## Work request
Return every line of the records that includes the string "data".
•••••
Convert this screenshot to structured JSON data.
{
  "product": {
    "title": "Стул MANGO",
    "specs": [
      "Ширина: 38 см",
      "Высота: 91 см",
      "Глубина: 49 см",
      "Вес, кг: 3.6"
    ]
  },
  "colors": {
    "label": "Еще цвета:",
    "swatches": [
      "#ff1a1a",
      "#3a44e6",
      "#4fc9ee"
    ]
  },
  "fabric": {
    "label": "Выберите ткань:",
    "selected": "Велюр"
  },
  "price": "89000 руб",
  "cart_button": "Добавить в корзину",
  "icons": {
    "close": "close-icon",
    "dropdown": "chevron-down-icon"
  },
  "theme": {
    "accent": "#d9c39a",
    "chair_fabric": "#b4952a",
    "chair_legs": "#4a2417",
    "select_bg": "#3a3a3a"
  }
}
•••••
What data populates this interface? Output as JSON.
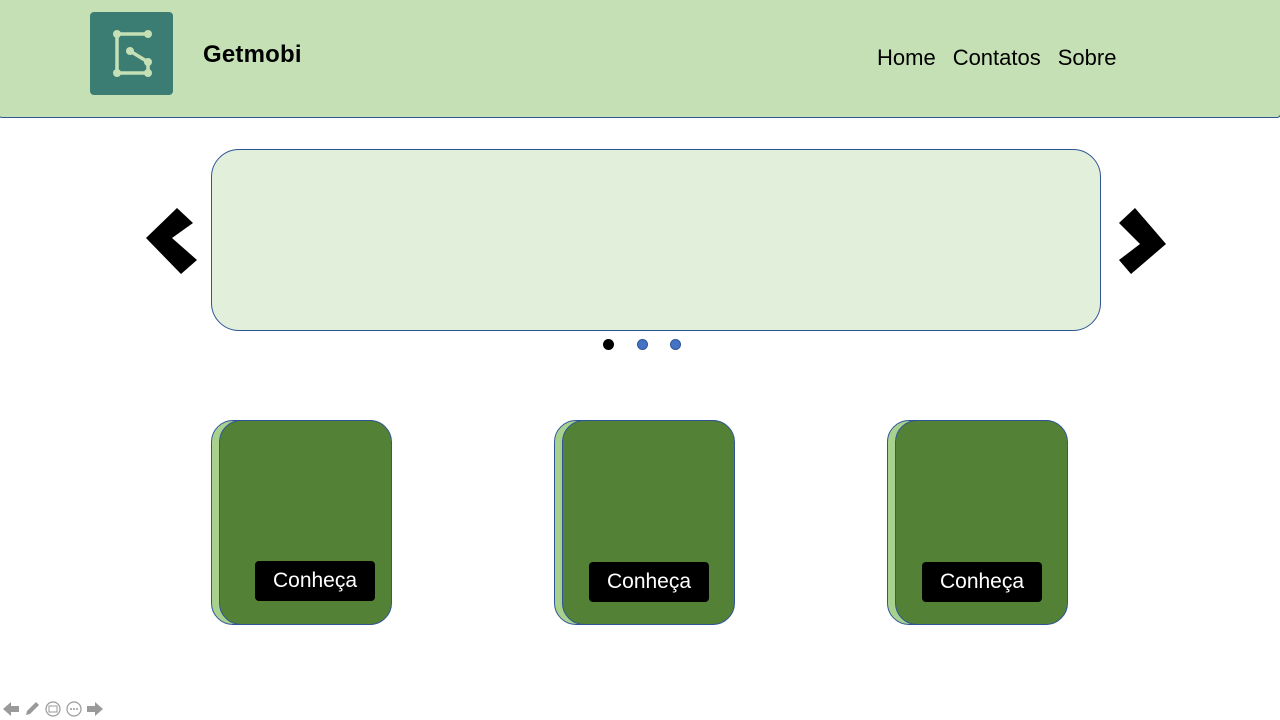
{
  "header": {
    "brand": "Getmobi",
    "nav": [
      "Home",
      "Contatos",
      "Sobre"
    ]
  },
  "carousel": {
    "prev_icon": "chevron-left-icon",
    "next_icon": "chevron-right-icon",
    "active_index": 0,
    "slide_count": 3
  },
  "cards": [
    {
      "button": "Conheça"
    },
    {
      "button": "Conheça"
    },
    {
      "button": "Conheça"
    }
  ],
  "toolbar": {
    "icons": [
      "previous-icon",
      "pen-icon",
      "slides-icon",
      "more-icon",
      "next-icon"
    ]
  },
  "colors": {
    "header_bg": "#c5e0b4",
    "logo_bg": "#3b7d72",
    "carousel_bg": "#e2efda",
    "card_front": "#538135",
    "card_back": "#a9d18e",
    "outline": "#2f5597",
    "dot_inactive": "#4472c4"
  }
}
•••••
## Reply
Convert this screenshot to structured JSON data.
What data populates this interface? Output as JSON.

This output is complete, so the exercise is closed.